I was not the only one to be startled and taken aback by the Zeisler headline, published in a newspaper that has consistently criticized various aspects of presidential nominee Hillary Clinton (see, for example, this op-ed piece by Maureen Dowd; and this open letter to The New York Times in protest of the paper’s “skewed coverage” of Secretary of State Clinton). Two days after the publication of the Zeisler piece, Liz Spayd (“The Public Editor” of The New York Times) published a response titled, “The Word a Headline Didn’t Need.” Like Spayd, I get that Zeisler (and, possibly, by extension, The New York Times) is attempting to appropriate the term and to use it as an appreciative and empowering aspect of Secretary of State Clinton’s image. Nevertheless, I believe that many people in the United States just see this as further license to use the term in increasingly discriminatory, violent contexts.

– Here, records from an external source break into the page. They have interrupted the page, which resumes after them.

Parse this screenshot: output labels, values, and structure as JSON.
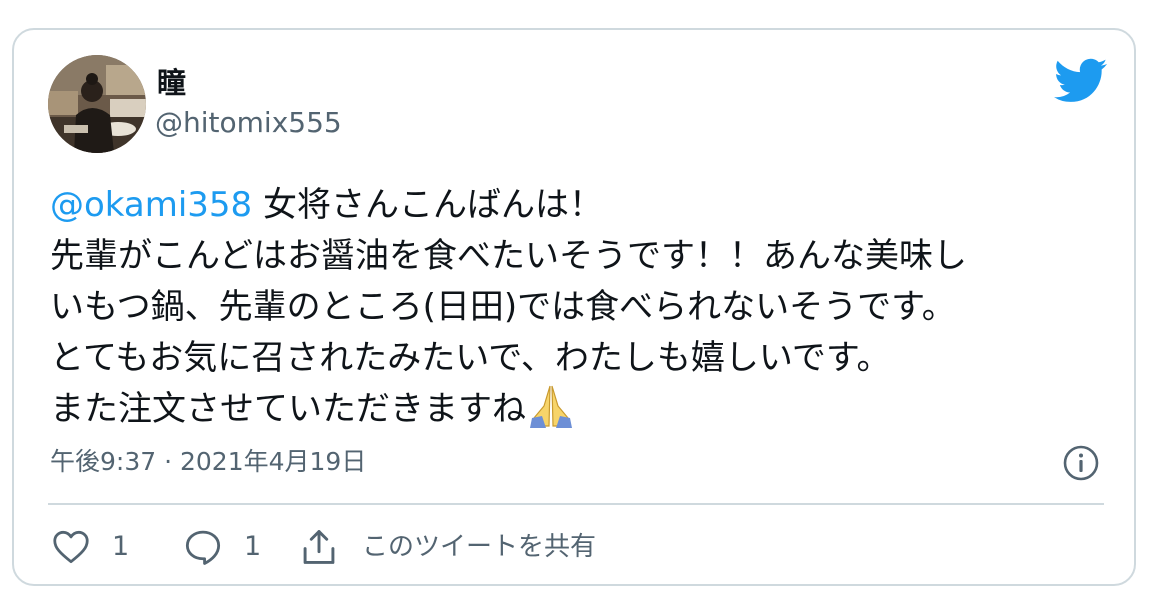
{
  "user": {
    "display_name": "瞳",
    "handle": "@hitomix555"
  },
  "tweet": {
    "mention": "@okami358",
    "line1_rest": " 女将さんこんばんは！",
    "line2": "先輩がこんどはお醤油を食べたいそうです！！あんな美味し",
    "line3": "いもつ鍋、先輩のところ(日田)では食べられないそうです。",
    "line4": "とてもお気に召されたみたいで、わたしも嬉しいです。",
    "line5": "また注文させていただきますね",
    "emoji": "folded-hands"
  },
  "meta": {
    "timestamp": "午後9:37 · 2021年4月19日"
  },
  "actions": {
    "like_count": "1",
    "reply_count": "1",
    "share_label": "このツイートを共有"
  },
  "colors": {
    "accent": "#1d9bf0",
    "muted": "#536471",
    "border": "#cfd9de"
  }
}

Spayd rightly concludes her piece by saying, “… Referring to the first female presidential nominee as the right bitch for the job brings an air of legitimacy to the word that seems beyond where we are at this moment in history. The mainstream may someday apply this term to women who stand up for themselves and bust through feminine stereotypes. Until then, it remains an insult, degrading and misogynistic.” Indeed, misogyny and racism are running rampant in our nation. Do we need to add fuel to the flames by using a term that hasn’t quite ripened into an empowering counter-cultural existence?